• **Brief**
Each line of the data below that includes the string "this" must be copied.

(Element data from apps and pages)
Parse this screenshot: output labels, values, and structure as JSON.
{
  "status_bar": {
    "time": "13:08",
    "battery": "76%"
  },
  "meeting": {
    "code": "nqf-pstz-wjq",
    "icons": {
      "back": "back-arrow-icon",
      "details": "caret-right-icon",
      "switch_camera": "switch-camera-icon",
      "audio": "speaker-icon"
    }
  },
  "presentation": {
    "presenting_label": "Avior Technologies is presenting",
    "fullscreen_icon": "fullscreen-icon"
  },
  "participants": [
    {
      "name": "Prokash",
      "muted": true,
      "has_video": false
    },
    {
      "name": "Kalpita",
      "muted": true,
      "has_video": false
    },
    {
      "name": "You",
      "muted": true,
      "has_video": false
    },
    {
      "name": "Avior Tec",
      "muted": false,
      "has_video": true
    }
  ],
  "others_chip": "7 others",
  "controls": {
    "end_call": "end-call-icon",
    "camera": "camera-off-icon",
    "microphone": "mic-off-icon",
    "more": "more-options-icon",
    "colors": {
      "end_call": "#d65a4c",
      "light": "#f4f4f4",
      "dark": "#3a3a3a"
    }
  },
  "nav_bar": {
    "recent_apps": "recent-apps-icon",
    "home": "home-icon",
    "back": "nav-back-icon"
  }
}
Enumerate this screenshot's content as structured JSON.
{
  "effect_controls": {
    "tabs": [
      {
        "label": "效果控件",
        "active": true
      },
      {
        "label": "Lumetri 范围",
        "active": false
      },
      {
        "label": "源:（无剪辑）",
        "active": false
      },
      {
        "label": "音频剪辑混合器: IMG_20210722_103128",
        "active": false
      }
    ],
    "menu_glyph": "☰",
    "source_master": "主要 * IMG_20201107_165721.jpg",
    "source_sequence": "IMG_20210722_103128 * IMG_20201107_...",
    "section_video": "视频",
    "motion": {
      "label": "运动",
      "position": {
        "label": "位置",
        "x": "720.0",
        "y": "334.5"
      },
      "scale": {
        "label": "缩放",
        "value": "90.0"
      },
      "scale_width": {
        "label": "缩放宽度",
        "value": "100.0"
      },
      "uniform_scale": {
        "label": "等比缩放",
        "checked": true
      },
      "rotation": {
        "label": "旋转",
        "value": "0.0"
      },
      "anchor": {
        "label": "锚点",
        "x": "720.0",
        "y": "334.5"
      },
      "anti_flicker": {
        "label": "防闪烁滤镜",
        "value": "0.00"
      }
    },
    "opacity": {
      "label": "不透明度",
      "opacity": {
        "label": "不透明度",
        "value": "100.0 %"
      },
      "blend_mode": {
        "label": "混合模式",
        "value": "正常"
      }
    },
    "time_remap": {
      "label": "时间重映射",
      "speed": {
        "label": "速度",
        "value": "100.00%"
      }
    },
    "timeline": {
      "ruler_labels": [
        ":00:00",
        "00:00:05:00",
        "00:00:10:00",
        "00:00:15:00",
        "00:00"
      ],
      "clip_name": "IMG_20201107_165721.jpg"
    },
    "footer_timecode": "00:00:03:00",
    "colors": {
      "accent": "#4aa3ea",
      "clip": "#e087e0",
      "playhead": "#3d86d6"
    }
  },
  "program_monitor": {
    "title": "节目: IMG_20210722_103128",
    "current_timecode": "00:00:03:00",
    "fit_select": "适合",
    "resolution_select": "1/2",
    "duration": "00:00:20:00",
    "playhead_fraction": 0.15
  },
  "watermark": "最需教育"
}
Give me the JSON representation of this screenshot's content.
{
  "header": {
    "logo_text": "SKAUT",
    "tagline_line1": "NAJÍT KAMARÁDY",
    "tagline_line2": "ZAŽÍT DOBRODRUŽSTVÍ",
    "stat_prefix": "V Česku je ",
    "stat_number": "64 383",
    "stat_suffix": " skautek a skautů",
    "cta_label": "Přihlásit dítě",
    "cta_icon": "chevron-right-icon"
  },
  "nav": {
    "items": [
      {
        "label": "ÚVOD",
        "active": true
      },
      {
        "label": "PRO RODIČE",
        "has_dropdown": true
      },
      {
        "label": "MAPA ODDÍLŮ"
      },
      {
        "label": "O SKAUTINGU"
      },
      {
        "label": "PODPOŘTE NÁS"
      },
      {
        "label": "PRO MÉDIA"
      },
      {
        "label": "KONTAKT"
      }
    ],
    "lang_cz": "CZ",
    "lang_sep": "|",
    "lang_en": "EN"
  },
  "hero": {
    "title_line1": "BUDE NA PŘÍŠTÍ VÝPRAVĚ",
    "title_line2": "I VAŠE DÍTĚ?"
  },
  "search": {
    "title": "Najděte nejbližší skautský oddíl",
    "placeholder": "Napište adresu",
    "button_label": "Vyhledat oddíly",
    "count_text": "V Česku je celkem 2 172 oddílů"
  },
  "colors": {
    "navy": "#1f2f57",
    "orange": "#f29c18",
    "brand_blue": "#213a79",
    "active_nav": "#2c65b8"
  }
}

• **Task output**
Parse this screenshot: output labels, values, and structure as JSON.
Enumerate this screenshot's content as structured JSON.
Give me the JSON representation of this screenshot's content.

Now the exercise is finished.